Graphs—“Shows graphical emission estimates for up to four gases/pollutants (selected in the User Inputs worksheet) in megagrams per year, cubic meters per year, and user’s choice of a third unit of measure (selected in the Results worksheet).” As the previous spreadsheet provides a tabular summary, this spreadsheet provides a graphical summary in the form of four line graphs that trace the production of pollutants over the operational lifetime of the landfill and beyond. All the graphs follow the same pattern with a steep curved increase in production until a peak is reach (coinciding with the last year of waste disposal operations), followed by a shallow decline curve out to the model’s last calculation in year 140.
Inventory—“Displays tabular emission estimates for all gases/pollutants for a single year specified by users.” The user enters a particular year (from year 1 to 140) and this spreadsheet provides an estimate for the emission rates of all of the pollutants listed in the previous “Pollutants” spreadsheet described above.

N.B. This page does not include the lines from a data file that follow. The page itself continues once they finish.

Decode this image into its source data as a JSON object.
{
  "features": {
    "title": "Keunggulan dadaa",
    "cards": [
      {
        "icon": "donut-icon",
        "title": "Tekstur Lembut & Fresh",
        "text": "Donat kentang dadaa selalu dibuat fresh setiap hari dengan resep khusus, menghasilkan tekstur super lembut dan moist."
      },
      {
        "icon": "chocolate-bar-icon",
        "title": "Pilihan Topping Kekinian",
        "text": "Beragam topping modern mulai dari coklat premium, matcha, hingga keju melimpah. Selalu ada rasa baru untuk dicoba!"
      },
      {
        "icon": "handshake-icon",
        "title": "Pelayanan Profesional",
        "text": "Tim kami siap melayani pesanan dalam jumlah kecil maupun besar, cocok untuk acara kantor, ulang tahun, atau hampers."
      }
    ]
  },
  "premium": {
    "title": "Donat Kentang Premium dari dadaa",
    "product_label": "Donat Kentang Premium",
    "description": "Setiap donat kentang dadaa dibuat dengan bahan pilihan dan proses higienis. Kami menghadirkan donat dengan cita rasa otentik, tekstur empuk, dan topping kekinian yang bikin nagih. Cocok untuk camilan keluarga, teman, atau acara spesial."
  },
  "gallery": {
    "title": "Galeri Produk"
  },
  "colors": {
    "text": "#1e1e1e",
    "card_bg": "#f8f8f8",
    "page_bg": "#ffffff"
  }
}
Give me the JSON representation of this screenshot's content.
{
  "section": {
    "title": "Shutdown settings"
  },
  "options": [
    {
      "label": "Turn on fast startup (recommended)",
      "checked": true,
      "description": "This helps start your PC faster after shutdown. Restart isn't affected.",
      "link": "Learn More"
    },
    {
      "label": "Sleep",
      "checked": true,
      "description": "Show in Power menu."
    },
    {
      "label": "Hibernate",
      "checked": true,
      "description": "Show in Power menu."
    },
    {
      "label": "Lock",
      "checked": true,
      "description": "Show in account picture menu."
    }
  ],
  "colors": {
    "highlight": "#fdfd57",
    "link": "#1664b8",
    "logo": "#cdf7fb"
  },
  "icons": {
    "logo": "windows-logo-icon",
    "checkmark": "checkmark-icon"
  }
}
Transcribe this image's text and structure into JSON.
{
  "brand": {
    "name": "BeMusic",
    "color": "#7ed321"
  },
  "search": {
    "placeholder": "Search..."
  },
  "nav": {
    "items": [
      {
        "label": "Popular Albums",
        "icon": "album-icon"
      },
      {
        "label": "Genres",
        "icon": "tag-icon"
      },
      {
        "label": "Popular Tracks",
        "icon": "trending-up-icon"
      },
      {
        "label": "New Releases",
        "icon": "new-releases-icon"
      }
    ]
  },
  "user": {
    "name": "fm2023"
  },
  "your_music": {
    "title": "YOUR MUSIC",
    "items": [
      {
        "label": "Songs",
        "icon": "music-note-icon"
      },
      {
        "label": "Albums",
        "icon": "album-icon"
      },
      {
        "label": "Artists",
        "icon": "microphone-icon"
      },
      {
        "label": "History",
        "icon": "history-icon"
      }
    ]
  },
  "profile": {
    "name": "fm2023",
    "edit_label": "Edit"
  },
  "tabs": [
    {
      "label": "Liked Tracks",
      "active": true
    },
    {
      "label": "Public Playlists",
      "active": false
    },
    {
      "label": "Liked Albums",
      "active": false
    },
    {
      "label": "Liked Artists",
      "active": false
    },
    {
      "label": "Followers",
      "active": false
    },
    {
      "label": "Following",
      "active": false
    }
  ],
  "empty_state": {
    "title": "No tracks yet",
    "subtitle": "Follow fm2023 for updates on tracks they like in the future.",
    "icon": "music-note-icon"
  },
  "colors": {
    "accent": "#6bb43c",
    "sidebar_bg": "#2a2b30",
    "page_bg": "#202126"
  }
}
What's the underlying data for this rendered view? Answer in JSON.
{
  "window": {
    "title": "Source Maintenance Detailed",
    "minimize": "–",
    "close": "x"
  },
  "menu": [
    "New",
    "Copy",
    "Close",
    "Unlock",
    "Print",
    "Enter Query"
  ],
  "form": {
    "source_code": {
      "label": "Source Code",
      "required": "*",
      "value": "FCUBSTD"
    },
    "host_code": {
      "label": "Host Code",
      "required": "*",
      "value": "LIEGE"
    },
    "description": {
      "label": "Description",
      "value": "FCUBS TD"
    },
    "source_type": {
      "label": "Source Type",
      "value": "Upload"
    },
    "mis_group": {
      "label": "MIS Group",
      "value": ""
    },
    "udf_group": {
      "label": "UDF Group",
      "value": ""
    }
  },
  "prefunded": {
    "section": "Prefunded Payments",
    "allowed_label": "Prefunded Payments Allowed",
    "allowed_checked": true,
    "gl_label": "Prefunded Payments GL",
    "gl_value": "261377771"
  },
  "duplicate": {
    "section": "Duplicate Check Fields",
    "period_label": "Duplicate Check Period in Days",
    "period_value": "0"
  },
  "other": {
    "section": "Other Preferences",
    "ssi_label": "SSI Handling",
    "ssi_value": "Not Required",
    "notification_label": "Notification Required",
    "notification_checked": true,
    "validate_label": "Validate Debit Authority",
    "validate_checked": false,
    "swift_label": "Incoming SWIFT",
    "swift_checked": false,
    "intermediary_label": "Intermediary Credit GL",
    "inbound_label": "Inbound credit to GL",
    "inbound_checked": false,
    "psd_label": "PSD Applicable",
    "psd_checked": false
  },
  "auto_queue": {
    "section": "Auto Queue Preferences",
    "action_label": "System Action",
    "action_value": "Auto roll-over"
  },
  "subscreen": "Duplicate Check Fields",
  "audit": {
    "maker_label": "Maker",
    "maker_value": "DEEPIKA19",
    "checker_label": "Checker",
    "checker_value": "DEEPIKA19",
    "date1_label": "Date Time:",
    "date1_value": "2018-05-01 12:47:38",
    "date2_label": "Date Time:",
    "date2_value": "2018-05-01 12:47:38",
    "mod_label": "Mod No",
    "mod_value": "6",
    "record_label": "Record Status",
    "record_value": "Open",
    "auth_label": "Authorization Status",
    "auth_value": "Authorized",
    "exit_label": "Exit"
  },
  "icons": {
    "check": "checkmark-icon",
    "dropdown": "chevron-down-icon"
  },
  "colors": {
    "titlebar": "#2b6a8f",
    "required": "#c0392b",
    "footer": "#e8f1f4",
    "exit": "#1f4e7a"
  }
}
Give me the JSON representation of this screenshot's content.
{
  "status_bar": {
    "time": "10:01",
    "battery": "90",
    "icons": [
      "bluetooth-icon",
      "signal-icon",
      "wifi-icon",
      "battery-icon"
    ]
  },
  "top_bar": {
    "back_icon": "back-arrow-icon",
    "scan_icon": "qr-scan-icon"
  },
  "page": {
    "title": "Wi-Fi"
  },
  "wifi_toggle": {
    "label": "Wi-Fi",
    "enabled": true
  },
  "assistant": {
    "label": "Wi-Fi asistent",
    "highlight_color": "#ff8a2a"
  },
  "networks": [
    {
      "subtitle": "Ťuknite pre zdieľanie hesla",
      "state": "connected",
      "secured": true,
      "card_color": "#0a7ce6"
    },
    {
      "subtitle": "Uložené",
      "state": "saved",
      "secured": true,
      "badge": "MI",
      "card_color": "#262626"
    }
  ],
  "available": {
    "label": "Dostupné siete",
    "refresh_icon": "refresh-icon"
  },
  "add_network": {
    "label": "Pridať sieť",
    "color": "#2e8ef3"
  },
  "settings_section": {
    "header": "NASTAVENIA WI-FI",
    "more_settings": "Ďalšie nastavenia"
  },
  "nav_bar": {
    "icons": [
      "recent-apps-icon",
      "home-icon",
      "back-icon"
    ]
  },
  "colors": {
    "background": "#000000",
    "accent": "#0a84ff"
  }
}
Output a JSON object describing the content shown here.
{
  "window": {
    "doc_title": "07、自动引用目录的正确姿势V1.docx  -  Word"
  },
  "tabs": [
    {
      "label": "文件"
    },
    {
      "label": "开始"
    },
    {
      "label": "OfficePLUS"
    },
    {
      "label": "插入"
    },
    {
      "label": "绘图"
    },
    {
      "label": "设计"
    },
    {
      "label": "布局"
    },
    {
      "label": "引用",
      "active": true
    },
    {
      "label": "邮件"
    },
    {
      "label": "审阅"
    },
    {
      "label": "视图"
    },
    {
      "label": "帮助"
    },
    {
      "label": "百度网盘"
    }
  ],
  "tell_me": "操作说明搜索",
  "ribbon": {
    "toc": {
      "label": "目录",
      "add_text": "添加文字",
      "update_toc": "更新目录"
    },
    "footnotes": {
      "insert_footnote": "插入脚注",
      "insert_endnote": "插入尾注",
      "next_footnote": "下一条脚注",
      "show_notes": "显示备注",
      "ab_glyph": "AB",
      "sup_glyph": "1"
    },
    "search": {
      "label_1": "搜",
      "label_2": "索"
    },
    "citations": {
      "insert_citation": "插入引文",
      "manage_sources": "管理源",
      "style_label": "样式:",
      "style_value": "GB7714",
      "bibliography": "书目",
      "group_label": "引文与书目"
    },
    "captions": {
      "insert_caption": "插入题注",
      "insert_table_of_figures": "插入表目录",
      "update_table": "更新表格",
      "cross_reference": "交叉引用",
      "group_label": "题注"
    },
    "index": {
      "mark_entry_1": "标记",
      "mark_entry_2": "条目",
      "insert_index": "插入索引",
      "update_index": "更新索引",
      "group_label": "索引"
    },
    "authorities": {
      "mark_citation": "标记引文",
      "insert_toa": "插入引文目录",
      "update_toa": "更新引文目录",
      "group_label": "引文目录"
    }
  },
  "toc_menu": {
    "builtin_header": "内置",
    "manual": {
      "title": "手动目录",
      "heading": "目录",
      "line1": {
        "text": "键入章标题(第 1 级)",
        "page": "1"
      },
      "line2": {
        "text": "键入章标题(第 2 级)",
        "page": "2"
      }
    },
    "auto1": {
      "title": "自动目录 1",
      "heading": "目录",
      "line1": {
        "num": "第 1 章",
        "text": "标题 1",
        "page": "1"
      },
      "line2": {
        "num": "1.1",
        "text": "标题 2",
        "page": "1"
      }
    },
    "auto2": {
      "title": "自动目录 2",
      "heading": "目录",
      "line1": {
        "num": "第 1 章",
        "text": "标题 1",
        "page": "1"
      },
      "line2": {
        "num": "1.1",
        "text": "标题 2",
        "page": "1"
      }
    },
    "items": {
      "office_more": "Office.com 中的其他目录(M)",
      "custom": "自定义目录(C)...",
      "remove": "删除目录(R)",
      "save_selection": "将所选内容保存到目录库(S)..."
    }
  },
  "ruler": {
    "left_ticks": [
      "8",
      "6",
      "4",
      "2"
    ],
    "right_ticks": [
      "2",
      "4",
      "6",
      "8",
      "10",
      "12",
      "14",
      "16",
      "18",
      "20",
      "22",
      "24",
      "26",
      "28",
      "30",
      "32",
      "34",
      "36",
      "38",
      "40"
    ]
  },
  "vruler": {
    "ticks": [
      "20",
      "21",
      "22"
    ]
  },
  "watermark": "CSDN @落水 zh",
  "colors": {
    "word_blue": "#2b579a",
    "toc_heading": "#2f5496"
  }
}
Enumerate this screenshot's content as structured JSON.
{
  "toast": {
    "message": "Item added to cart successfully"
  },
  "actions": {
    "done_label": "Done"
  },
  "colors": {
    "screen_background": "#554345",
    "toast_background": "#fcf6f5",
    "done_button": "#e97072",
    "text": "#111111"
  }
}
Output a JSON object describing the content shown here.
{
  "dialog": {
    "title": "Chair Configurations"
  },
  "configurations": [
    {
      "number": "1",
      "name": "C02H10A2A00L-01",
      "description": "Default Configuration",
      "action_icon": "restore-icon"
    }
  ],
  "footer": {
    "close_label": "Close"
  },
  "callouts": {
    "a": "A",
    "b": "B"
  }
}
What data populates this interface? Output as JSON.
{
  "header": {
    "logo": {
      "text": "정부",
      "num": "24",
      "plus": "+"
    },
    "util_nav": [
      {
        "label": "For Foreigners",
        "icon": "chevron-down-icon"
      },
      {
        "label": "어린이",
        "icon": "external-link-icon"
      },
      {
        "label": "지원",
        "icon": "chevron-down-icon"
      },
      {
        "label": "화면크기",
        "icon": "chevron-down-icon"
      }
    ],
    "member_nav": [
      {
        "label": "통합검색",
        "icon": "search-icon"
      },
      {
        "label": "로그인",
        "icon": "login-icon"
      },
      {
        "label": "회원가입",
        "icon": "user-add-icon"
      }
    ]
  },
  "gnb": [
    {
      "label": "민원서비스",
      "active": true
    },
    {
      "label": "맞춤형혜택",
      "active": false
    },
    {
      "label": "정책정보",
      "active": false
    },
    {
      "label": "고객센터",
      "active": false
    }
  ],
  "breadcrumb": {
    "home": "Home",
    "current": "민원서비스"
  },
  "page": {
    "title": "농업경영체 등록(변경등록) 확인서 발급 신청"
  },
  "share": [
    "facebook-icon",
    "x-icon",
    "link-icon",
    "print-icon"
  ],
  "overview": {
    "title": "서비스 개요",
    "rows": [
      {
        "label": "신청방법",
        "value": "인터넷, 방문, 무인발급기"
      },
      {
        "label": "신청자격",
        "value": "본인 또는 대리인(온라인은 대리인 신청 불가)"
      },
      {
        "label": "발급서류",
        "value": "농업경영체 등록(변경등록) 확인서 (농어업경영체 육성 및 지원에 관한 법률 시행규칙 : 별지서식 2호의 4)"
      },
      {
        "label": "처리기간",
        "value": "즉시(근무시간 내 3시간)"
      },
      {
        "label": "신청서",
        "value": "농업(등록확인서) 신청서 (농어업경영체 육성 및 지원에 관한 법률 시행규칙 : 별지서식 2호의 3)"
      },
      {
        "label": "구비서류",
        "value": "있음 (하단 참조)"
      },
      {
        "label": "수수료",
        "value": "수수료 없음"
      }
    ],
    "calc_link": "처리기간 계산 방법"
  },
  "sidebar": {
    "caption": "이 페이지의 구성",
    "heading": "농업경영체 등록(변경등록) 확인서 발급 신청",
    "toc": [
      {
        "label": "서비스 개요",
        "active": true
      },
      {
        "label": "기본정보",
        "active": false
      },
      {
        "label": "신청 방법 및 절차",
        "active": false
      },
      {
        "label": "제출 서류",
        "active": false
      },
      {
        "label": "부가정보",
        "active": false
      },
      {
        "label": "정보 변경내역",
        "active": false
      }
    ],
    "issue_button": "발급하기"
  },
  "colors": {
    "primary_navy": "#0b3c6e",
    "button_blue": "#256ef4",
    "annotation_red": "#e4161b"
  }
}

Report—“Allows users to review and print model inputs and outputs in a summary report.” This spreadsheet takes all of the results described above and summarizes them in a narrative format for easy and convenient print out of hard copy reports for manual review.
LandGEM Results and Applications
As a simple example, we can run the model for a hypothetical landfill with a 30-year operating lifetime (from 2012 to 2042) that receives an average of 500 metric tons (megagrams) of waste each year. This example would utilize standard CAA default values for K (1/0.05 year), Lo (170 M3/megagram), NMOC concentrations (4,000 ppm as hexane), and methane percentage of total LFG (50%). The model will report on the standard pollutant gasses (total LFG, methane, carbon dioxide and NMOCs) without any additions or revisions to the pollutants list.
Accumulated waste received peaks at 15,000 metric tons in year 2042, the year of landfill closure. The resultant gas production rates are illustrated in the following graphs.
The first graph takes into account the different molecular weights of each pollutant to provide estimates in terms of megagrams per year. The second is by volume, as measured in cubic meters per year. Note that with methane assumed to be 50% of total landfill gas, the methane curve coincides with the carbon dioxide curve. Methane production peaks in year 2043 at 6.713E+04 cubic meters per year.
The Bottom Line
So why is modeling LFG production in general and LandGEM in particular so important? LFG management systems are expensive, usually more expensive than the landfill’s other primarily mechanical landfill system for managing and removing leachate. An LFG management system consists of extensive piping, fittings, extraction wells, condensate drip legs, and blower/flare apparatus. Gas probes can cost as much as $8,000 with gas wells costing more and $10,000 each. Header and lateral pipelines can cast around $100 per linear foot to install. The blower/flare apparatus can have a price tag as high as $50,000. On a per-acre basis, the entire system can cost between $30,000 to $40,000 per acre, with large (100 acres or more) landfills spending in the millions of dollars for a complete system.
In addition to the capital costs of installing the system, operations and maintenance for the landfill gas system maintenance can also be a major line item in the landfill operator’s budget. Annual maintenance averages $50 to $70 per well with the maintenance of the header pipelines and other appurtenances averages $2 to $2.50 per linear foot. Total annual gas system costs can be $500 per acre. Over a 30-year post-closure care period, LFG system management costs can exceed $15,000 per acre, again costing in the millions of dollars for large landfills.
Author's Bio: Daniel P. Duffy, PE, writes frequently on the topics of landfills and the environment.